  7. ^ a b Vibert, Samantha; Salomon, Maxence; Scott, Catherine; Blackburn, Gwylim S.; Gries, Gerhard (June 2017). "Life-history data for the funnel weavers Eratigena agrestis and Eratigena atrica (Araneae: Agelenidae) in the Pacific Northwest of North America". The Canadian Entomologist. 149 (3): 345–356. doi:10.4039/tce.2016.73. ISSN 0008-347X. S2CID 90621685. Archived from the original on 2019-11-02. Retrieved 2020-09-14.
  8. ^ Checklist of Danish Spiders (Araneae). Version 26-10-2011 (list Archived 2016-03-04 at the Wayback Machine)
  9. ^ "Skemmukönguló (Eratigena atrica)". Náttúrufræðistofnun Íslands (in Icelandic). Icelandic Institute of Natural History.
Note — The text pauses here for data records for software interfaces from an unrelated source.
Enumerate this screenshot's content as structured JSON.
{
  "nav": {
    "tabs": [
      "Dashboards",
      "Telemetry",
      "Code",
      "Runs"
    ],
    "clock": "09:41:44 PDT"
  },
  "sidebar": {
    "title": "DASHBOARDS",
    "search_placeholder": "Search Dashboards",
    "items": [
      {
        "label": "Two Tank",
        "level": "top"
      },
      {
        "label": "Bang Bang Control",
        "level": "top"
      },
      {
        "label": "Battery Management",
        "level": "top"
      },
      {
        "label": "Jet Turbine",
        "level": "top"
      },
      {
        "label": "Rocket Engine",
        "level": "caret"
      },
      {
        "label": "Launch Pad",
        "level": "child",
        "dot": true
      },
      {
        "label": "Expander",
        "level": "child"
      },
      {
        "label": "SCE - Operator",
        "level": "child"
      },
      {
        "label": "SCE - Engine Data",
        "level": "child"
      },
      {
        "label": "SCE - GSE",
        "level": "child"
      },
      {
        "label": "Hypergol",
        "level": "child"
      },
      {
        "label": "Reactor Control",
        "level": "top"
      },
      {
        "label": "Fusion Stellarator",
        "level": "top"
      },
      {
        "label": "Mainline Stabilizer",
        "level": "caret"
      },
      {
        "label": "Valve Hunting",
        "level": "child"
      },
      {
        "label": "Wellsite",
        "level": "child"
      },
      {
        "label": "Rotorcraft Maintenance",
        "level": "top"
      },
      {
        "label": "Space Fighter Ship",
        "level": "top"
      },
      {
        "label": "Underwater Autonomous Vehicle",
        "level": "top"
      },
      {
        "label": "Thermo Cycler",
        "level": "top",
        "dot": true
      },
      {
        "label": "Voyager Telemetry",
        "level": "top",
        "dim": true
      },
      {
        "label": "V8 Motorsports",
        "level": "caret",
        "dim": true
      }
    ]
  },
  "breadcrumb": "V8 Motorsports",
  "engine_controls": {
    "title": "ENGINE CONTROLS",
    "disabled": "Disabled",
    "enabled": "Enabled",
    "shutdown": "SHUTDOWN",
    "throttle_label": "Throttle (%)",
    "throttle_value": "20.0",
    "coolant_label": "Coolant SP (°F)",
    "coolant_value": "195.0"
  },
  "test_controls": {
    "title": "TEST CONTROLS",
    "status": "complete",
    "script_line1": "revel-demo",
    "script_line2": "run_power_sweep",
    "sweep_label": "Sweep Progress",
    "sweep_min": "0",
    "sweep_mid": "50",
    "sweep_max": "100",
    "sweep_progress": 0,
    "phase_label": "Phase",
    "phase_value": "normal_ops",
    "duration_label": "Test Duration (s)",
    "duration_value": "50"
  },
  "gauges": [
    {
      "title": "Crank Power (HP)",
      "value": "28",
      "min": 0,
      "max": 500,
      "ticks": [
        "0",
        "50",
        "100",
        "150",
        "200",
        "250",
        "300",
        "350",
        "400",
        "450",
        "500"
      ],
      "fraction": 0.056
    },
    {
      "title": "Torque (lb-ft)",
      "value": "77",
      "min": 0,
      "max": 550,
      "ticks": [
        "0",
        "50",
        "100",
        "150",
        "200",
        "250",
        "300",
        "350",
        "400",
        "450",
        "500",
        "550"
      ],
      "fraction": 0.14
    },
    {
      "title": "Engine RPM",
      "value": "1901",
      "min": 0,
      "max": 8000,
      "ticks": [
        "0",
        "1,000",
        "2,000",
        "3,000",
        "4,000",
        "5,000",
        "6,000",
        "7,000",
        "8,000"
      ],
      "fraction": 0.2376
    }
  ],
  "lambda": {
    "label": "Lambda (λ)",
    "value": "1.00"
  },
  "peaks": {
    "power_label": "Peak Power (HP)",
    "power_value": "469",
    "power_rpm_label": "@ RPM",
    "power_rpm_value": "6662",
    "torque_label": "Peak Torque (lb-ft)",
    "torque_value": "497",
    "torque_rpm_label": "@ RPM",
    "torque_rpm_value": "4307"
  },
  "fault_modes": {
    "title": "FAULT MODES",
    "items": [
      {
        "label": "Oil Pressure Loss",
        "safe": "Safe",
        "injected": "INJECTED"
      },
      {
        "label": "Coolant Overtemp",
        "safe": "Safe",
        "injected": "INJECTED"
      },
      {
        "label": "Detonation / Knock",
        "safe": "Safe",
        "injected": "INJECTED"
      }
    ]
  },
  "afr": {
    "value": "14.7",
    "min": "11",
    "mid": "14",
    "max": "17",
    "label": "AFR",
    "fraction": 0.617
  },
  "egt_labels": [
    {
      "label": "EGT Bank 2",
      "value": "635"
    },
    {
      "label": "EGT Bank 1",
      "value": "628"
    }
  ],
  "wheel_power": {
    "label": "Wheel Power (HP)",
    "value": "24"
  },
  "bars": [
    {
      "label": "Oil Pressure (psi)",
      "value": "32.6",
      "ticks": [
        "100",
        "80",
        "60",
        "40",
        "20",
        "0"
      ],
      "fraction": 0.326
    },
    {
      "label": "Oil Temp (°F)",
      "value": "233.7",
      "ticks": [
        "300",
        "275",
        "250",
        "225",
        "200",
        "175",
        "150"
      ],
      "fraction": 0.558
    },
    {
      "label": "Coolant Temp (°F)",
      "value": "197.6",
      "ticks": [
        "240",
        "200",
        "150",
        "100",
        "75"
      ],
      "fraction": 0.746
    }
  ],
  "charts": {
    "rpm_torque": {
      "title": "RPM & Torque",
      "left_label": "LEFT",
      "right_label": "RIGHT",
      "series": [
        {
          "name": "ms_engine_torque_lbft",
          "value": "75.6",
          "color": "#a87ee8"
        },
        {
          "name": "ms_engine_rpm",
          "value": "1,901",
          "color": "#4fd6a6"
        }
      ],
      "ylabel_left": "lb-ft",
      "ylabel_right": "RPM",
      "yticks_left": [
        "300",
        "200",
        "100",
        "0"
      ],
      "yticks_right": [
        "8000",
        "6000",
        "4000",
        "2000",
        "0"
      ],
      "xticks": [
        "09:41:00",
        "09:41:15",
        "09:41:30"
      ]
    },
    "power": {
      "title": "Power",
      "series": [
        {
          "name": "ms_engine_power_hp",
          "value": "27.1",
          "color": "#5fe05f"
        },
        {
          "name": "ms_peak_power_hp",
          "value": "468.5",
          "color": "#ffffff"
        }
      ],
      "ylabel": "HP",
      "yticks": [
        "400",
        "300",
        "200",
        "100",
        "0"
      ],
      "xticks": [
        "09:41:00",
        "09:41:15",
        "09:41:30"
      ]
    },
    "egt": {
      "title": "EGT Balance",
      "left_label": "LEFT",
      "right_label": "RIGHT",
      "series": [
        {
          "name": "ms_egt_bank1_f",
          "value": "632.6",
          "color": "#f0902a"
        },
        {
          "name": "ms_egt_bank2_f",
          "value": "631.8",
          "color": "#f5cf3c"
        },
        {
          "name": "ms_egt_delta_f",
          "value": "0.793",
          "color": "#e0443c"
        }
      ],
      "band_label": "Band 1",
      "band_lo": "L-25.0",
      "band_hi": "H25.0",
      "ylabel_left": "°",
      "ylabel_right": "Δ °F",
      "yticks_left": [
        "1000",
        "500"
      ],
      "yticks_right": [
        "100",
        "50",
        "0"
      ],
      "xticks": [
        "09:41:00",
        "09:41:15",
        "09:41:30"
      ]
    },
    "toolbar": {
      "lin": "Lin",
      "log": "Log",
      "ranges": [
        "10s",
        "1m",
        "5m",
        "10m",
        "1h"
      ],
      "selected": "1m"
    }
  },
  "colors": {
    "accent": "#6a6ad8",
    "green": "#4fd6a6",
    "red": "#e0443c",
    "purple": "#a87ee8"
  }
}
Archived from the original on 2017-10-11. Retrieved 2017-10-11.
  10. ^ "Summary for Tegenaria gigantea". srs.britishspiders.org.uk. Archived from the original on 2017-10-05. Retrieved 2020-09-10.
  11. ^ Pourié, Grégory & Trabalon, Marie (1999). "Relationships Among Food and Contact Signals in Experimental Group-Living Young of Tegenaria atrica". Archives of Insect Biochemistry and Physiology. 42 (3): 188–197. doi:10.1002/(SICI)1520-6327(199911)42:3<188::AID-ARCH3>3.0.CO;2-M. PMID 10536047.
  12. ^ Collatz, K.G.; Mommsen, T. (1975). "Physiological conditions and variations of body constituents during the moulting of the spider Tegenaria atrica C.L. Koch (Agelenidae)". Comparative Biochemistry and Physiology. 52 (3): 465–475. doi:10.1016/S0300-9629(75)80067-3. PMID 241544.
  13. ^ McKeown, Nathanael; Vetter, Richard S.; Hendrickson, Robert G. (2014-06-15). "Verified spider bites in Oregon (USA) with the intent to assess hobo spider venom toxicity". Toxicon. 84: 51–55. doi:10.1016/j.toxicon.2014.03.009. ISSN 0041-0101. PMID 24726469. Archived from the original on 2021-12-10. Retrieved 2020-09-10.
  14. ^ "Giant House Spider (Tegenaria gigantea)". Woodland Park Zoo. Archived from the original on 18 September 2013. Retrieved 20 August 2013.
  15. ^ "Species Tegenaria agrestis - Hobo Spider". BugGuide. Iowa State University. Archived from the original on 9 September 2013. Retrieved 20 August 2013.
  16. ^ "Species Tegenaria gigantea - Giant House Spider". BugGuide. Iowa State University. Archived from the original on 27 September 2013. Retrieved 20 August 2013.
  17. ^ "April & Paris". The New Yorker. 17 March 2008. Archived from the original on 15 September 2014. Retrieved 14 September 2014.

Further reading

  • Prouvost, Olivier; Trabalon, Marie; Papke, Mirjam; Schulz, Stefan (1999). "Contact sex signals on web and cuticle of Tegenaria atrica (Araneae, Agelenidae)". Archives of Insect Biochemistry and Physiology. 40 (4): 194–202. doi:10.1002/(SICI)1520-6327(1999)40:4<194::AID-ARCH4>3.0.CO;2-P.
  • Pourié, Grégory; Ibarra, Fernando; Francke, Wittko; Trabalon, Marie (2005). "Fatty acids mediate aggressive behavior in the spider Tegenaria atrica". Chemoecology. 15 (3): 161–166. doi:10.1007/s00049-005-0308-6. S2CID 41683824.